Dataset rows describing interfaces

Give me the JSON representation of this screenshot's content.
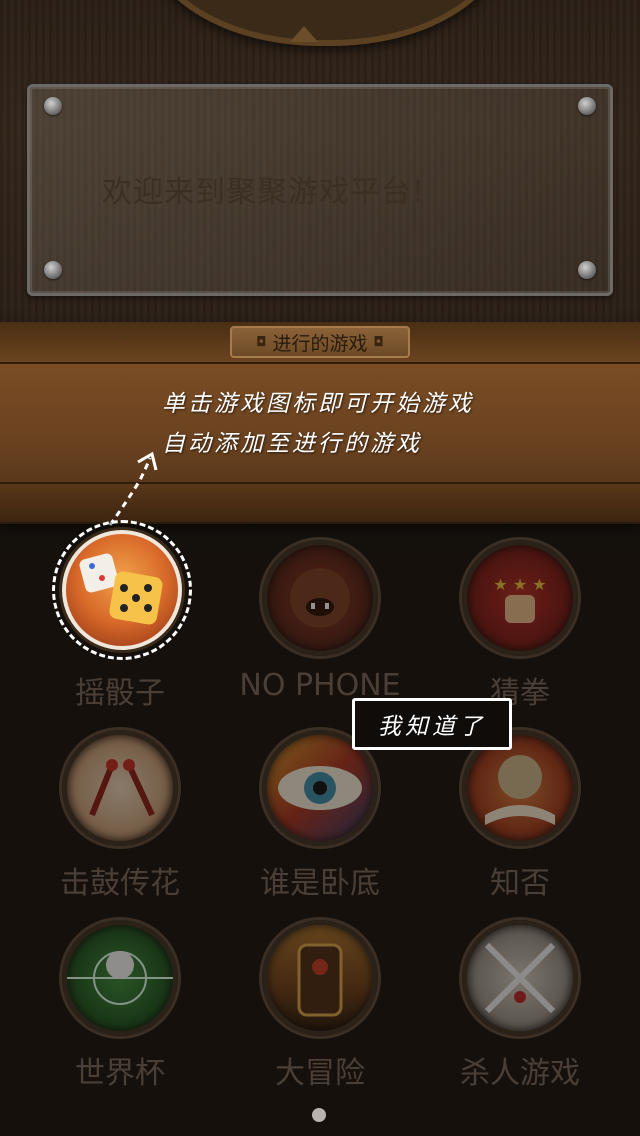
{
  "welcome_panel": {
    "text": "欢迎来到聚聚游戏平台!"
  },
  "shelf": {
    "label": "进行的游戏"
  },
  "hint": {
    "line1": "单击游戏图标即可开始游戏",
    "line2": "自动添加至进行的游戏"
  },
  "got_it_button": {
    "label": "我知道了"
  },
  "games": [
    {
      "label": "摇骰子",
      "icon": "dice-icon"
    },
    {
      "label": "NO PHONE",
      "icon": "gorilla-icon"
    },
    {
      "label": "猜拳",
      "icon": "fist-icon"
    },
    {
      "label": "击鼓传花",
      "icon": "drum-icon"
    },
    {
      "label": "谁是卧底",
      "icon": "eye-icon"
    },
    {
      "label": "知否",
      "icon": "globe-book-icon"
    },
    {
      "label": "世界杯",
      "icon": "soccer-ball-icon"
    },
    {
      "label": "大冒险",
      "icon": "door-icon"
    },
    {
      "label": "杀人游戏",
      "icon": "crossed-knives-icon"
    }
  ],
  "page_indicator": {
    "pages": 1,
    "current": 1
  },
  "colors": {
    "overlay_text": "#ffffff",
    "wood": "#6a4220",
    "icon_dice_bg": "#d86a2a"
  }
}
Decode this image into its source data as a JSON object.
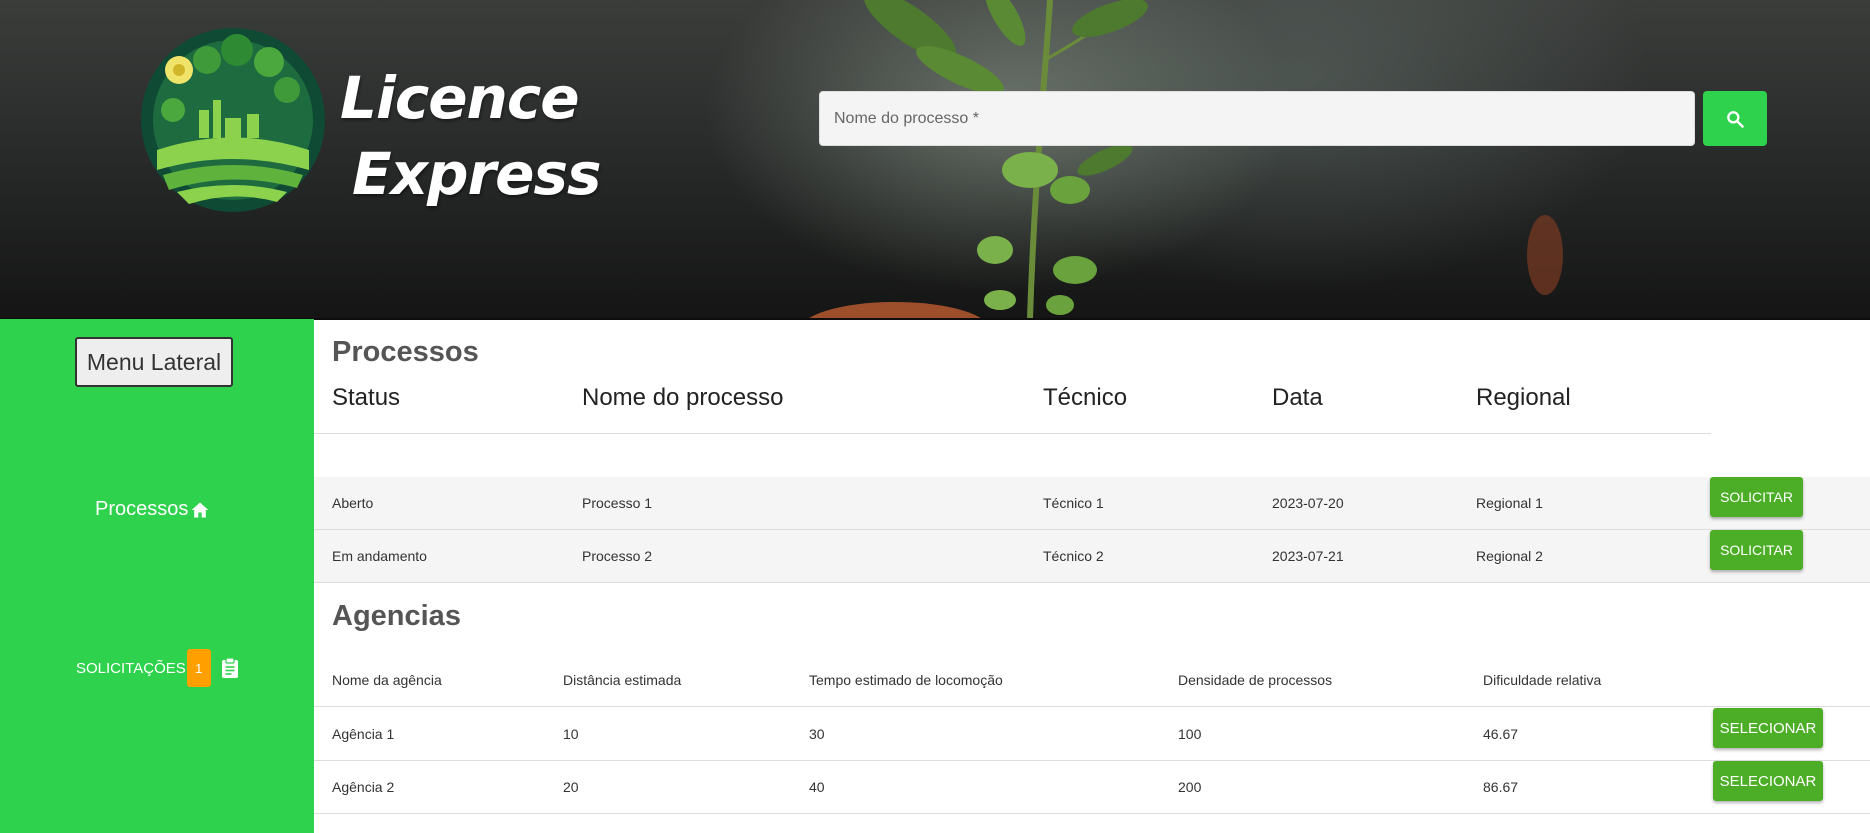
{
  "header": {
    "brand_line1": "Licence",
    "brand_line2": "Express",
    "search_placeholder": "Nome do processo *",
    "accent": "#2fd24c"
  },
  "sidebar": {
    "menu_label": "Menu Lateral",
    "processos_label": "Processos",
    "solicitacoes_label": "SOLICITAÇÕES",
    "solicitacoes_count": "1",
    "background": "#2fd24c",
    "badge_color": "#ffa000"
  },
  "processos": {
    "title": "Processos",
    "columns": [
      "Status",
      "Nome do processo",
      "Técnico",
      "Data",
      "Regional"
    ],
    "rows": [
      [
        "Aberto",
        "Processo 1",
        "Técnico 1",
        "2023-07-20",
        "Regional 1"
      ],
      [
        "Em andamento",
        "Processo 2",
        "Técnico 2",
        "2023-07-21",
        "Regional 2"
      ]
    ],
    "action_label": "SOLICITAR"
  },
  "agencias": {
    "title": "Agencias",
    "columns": [
      "Nome da agência",
      "Distância estimada",
      "Tempo estimado de locomoção",
      "Densidade de processos",
      "Dificuldade relativa"
    ],
    "rows": [
      [
        "Agência 1",
        "10",
        "30",
        "100",
        "46.67"
      ],
      [
        "Agência 2",
        "20",
        "40",
        "200",
        "86.67"
      ]
    ],
    "action_label": "SELECIONAR"
  },
  "icons": {
    "search": "search-icon",
    "home": "home-icon",
    "clipboard": "clipboard-icon"
  }
}
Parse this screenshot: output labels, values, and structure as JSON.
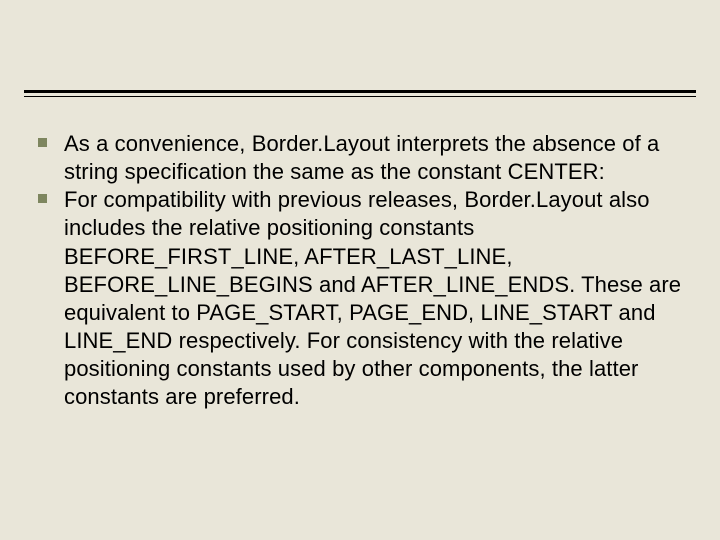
{
  "bullets": [
    {
      "text": "As a convenience, Border.Layout interprets the absence of a string specification the same as the constant CENTER:"
    },
    {
      "text": "For compatibility with previous releases, Border.Layout also includes the relative positioning constants BEFORE_FIRST_LINE, AFTER_LAST_LINE, BEFORE_LINE_BEGINS and AFTER_LINE_ENDS. These are equivalent to PAGE_START, PAGE_END, LINE_START and LINE_END respectively. For consistency with the relative positioning constants used by other components, the latter constants are preferred."
    }
  ],
  "colors": {
    "background": "#e9e6d9",
    "bullet": "#7e865f",
    "rule": "#000000"
  }
}
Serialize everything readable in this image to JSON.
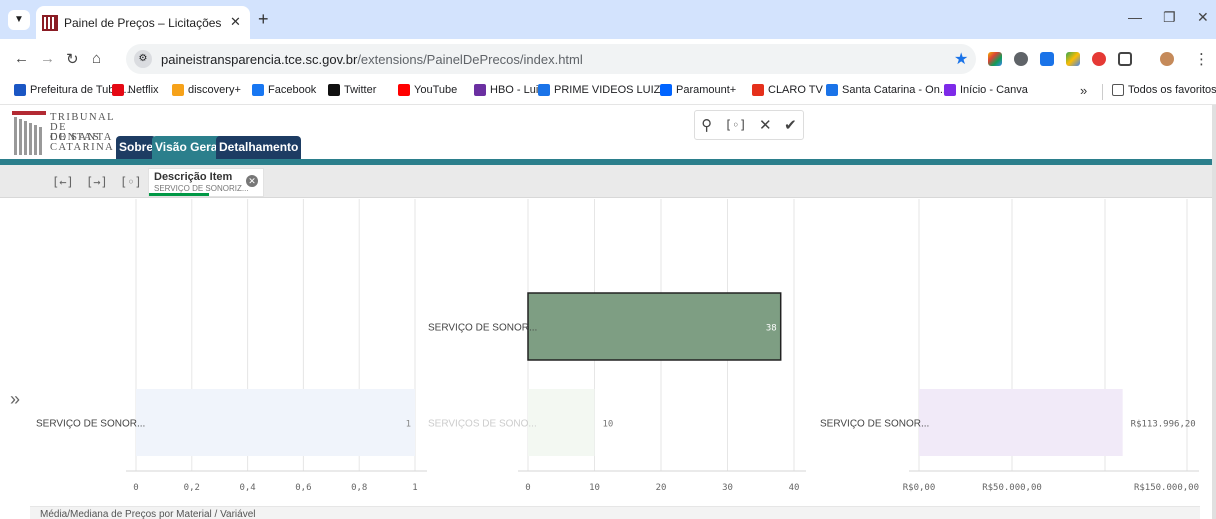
{
  "browser": {
    "tab_title": "Painel de Preços – Licitações",
    "url_host": "paineistransparencia.tce.sc.gov.br",
    "url_path": "/extensions/PainelDePrecos/index.html",
    "bookmarks": [
      {
        "label": "Prefeitura de Tubar...",
        "color": "#1a56c4"
      },
      {
        "label": "Netflix",
        "color": "#e50914"
      },
      {
        "label": "discovery+",
        "color": "#f6a21a"
      },
      {
        "label": "Facebook",
        "color": "#1877f2"
      },
      {
        "label": "Twitter",
        "color": "#111111"
      },
      {
        "label": "YouTube",
        "color": "#ff0000"
      },
      {
        "label": "HBO - Luiz",
        "color": "#6b2fa1"
      },
      {
        "label": "PRIME VIDEOS LUIZ",
        "color": "#1a73e8"
      },
      {
        "label": "Paramount+",
        "color": "#0064ff"
      },
      {
        "label": "CLARO TV",
        "color": "#e5301b"
      },
      {
        "label": "Santa Catarina - On...",
        "color": "#1a73e8"
      },
      {
        "label": "Início - Canva",
        "color": "#7d2ae8"
      }
    ],
    "bookmarks_all": "Todos os favoritos"
  },
  "app": {
    "logo_lines": [
      "TRIBUNAL",
      "DE CONTAS",
      "DE SANTA",
      "CATARINA"
    ],
    "nav_tabs": [
      {
        "label": "Sobre",
        "active": false
      },
      {
        "label": "Visão Geral",
        "active": true
      },
      {
        "label": "Detalhamento",
        "active": false
      }
    ],
    "selection": {
      "title": "Descrição Item",
      "value": "SERVIÇO DE SONORIZ..."
    },
    "bottom_text": "Média/Mediana de Preços por Material / Variável"
  },
  "colors": {
    "teal": "#2b7f8c",
    "navy": "#1d3c63",
    "selected_bar": "#7e9e83",
    "chart1_bar": "#f0f4fb",
    "chart2_bar_dim": "#f3f8f2",
    "chart3_bar": "#f1eaf8"
  },
  "chart_data": [
    {
      "type": "bar",
      "orientation": "horizontal",
      "categories": [
        "SERVIÇO DE SONOR..."
      ],
      "values": [
        1
      ],
      "data_labels": [
        "1"
      ],
      "xlim": [
        0,
        1
      ],
      "xticks": [
        "0",
        "0,2",
        "0,4",
        "0,6",
        "0,8",
        "1"
      ]
    },
    {
      "type": "bar",
      "orientation": "horizontal",
      "categories": [
        "SERVIÇO DE SONOR...",
        "SERVIÇOS DE SONO..."
      ],
      "values": [
        38,
        10
      ],
      "data_labels": [
        "38",
        "10"
      ],
      "selected": [
        true,
        false
      ],
      "xlim": [
        0,
        40
      ],
      "xticks": [
        "0",
        "10",
        "20",
        "30",
        "40"
      ]
    },
    {
      "type": "bar",
      "orientation": "horizontal",
      "categories": [
        "SERVIÇO DE SONOR..."
      ],
      "values": [
        113996.2
      ],
      "data_labels": [
        "R$113.996,20"
      ],
      "xlim": [
        0,
        150000
      ],
      "xticks": [
        "R$0,00",
        "R$50.000,00",
        "R$150.000,00"
      ]
    }
  ]
}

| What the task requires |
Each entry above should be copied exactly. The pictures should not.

| Exercise solution |
Give me the JSON representation of this screenshot's content.
{
  "welcome_panel": {
    "text": "欢迎来到聚聚游戏平台!"
  },
  "shelf": {
    "label": "进行的游戏"
  },
  "hint": {
    "line1": "单击游戏图标即可开始游戏",
    "line2": "自动添加至进行的游戏"
  },
  "got_it_button": {
    "label": "我知道了"
  },
  "games": [
    {
      "label": "摇骰子",
      "icon": "dice-icon"
    },
    {
      "label": "NO PHONE",
      "icon": "gorilla-icon"
    },
    {
      "label": "猜拳",
      "icon": "fist-icon"
    },
    {
      "label": "击鼓传花",
      "icon": "drum-icon"
    },
    {
      "label": "谁是卧底",
      "icon": "eye-icon"
    },
    {
      "label": "知否",
      "icon": "globe-book-icon"
    },
    {
      "label": "世界杯",
      "icon": "soccer-ball-icon"
    },
    {
      "label": "大冒险",
      "icon": "door-icon"
    },
    {
      "label": "杀人游戏",
      "icon": "crossed-knives-icon"
    }
  ],
  "page_indicator": {
    "pages": 1,
    "current": 1
  },
  "colors": {
    "overlay_text": "#ffffff",
    "wood": "#6a4220",
    "icon_dice_bg": "#d86a2a"
  }
}
Decode this image into its source data as a JSON object.
{
  "header": {
    "brand_line1": "Licence",
    "brand_line2": "Express",
    "search_placeholder": "Nome do processo *",
    "accent": "#2fd24c"
  },
  "sidebar": {
    "menu_label": "Menu Lateral",
    "processos_label": "Processos",
    "solicitacoes_label": "SOLICITAÇÕES",
    "solicitacoes_count": "1",
    "background": "#2fd24c",
    "badge_color": "#ffa000"
  },
  "processos": {
    "title": "Processos",
    "columns": [
      "Status",
      "Nome do processo",
      "Técnico",
      "Data",
      "Regional"
    ],
    "rows": [
      [
        "Aberto",
        "Processo 1",
        "Técnico 1",
        "2023-07-20",
        "Regional 1"
      ],
      [
        "Em andamento",
        "Processo 2",
        "Técnico 2",
        "2023-07-21",
        "Regional 2"
      ]
    ],
    "action_label": "SOLICITAR"
  },
  "agencias": {
    "title": "Agencias",
    "columns": [
      "Nome da agência",
      "Distância estimada",
      "Tempo estimado de locomoção",
      "Densidade de processos",
      "Dificuldade relativa"
    ],
    "rows": [
      [
        "Agência 1",
        "10",
        "30",
        "100",
        "46.67"
      ],
      [
        "Agência 2",
        "20",
        "40",
        "200",
        "86.67"
      ]
    ],
    "action_label": "SELECIONAR"
  },
  "icons": {
    "search": "search-icon",
    "home": "home-icon",
    "clipboard": "clipboard-icon"
  }
}
Parse this screenshot: output labels, values, and structure as JSON.
{
  "bullets": [
    {
      "text": "As a convenience, Border.Layout interprets the absence of a string specification the same as the constant CENTER:"
    },
    {
      "text": "For compatibility with previous releases, Border.Layout also includes the relative positioning constants BEFORE_FIRST_LINE, AFTER_LAST_LINE, BEFORE_LINE_BEGINS and AFTER_LINE_ENDS. These are equivalent to PAGE_START, PAGE_END, LINE_START and LINE_END respectively. For consistency with the relative positioning constants used by other components, the latter constants are preferred."
    }
  ],
  "colors": {
    "background": "#e9e6d9",
    "bullet": "#7e865f",
    "rule": "#000000"
  }
}
Serialize everything readable in this image to JSON.
{
  "browser": {
    "tab_title": "Painel de Preços – Licitações",
    "url_host": "paineistransparencia.tce.sc.gov.br",
    "url_path": "/extensions/PainelDePrecos/index.html",
    "bookmarks": [
      {
        "label": "Prefeitura de Tubar...",
        "color": "#1a56c4"
      },
      {
        "label": "Netflix",
        "color": "#e50914"
      },
      {
        "label": "discovery+",
        "color": "#f6a21a"
      },
      {
        "label": "Facebook",
        "color": "#1877f2"
      },
      {
        "label": "Twitter",
        "color": "#111111"
      },
      {
        "label": "YouTube",
        "color": "#ff0000"
      },
      {
        "label": "HBO - Luiz",
        "color": "#6b2fa1"
      },
      {
        "label": "PRIME VIDEOS LUIZ",
        "color": "#1a73e8"
      },
      {
        "label": "Paramount+",
        "color": "#0064ff"
      },
      {
        "label": "CLARO TV",
        "color": "#e5301b"
      },
      {
        "label": "Santa Catarina - On...",
        "color": "#1a73e8"
      },
      {
        "label": "Início - Canva",
        "color": "#7d2ae8"
      }
    ],
    "bookmarks_all": "Todos os favoritos"
  },
  "app": {
    "logo_lines": [
      "TRIBUNAL",
      "DE CONTAS",
      "DE SANTA",
      "CATARINA"
    ],
    "nav_tabs": [
      {
        "label": "Sobre",
        "active": false
      },
      {
        "label": "Visão Geral",
        "active": true
      },
      {
        "label": "Detalhamento",
        "active": false
      }
    ],
    "selection": {
      "title": "Descrição Item",
      "value": "SERVIÇO DE SONORIZ..."
    },
    "bottom_text": "Média/Mediana de Preços por Material / Variável"
  },
  "colors": {
    "teal": "#2b7f8c",
    "navy": "#1d3c63",
    "selected_bar": "#7e9e83",
    "chart1_bar": "#f0f4fb",
    "chart2_bar_dim": "#f3f8f2",
    "chart3_bar": "#f1eaf8"
  },
  "chart_data": [
    {
      "type": "bar",
      "orientation": "horizontal",
      "categories": [
        "SERVIÇO DE SONOR..."
      ],
      "values": [
        1
      ],
      "data_labels": [
        "1"
      ],
      "xlim": [
        0,
        1
      ],
      "xticks": [
        "0",
        "0,2",
        "0,4",
        "0,6",
        "0,8",
        "1"
      ]
    },
    {
      "type": "bar",
      "orientation": "horizontal",
      "categories": [
        "SERVIÇO DE SONOR...",
        "SERVIÇOS DE SONO..."
      ],
      "values": [
        38,
        10
      ],
      "data_labels": [
        "38",
        "10"
      ],
      "selected": [
        true,
        false
      ],
      "xlim": [
        0,
        40
      ],
      "xticks": [
        "0",
        "10",
        "20",
        "30",
        "40"
      ]
    },
    {
      "type": "bar",
      "orientation": "horizontal",
      "categories": [
        "SERVIÇO DE SONOR..."
      ],
      "values": [
        113996.2
      ],
      "data_labels": [
        "R$113.996,20"
      ],
      "xlim": [
        0,
        150000
      ],
      "xticks": [
        "R$0,00",
        "R$50.000,00",
        "R$150.000,00"
      ]
    }
  ]
}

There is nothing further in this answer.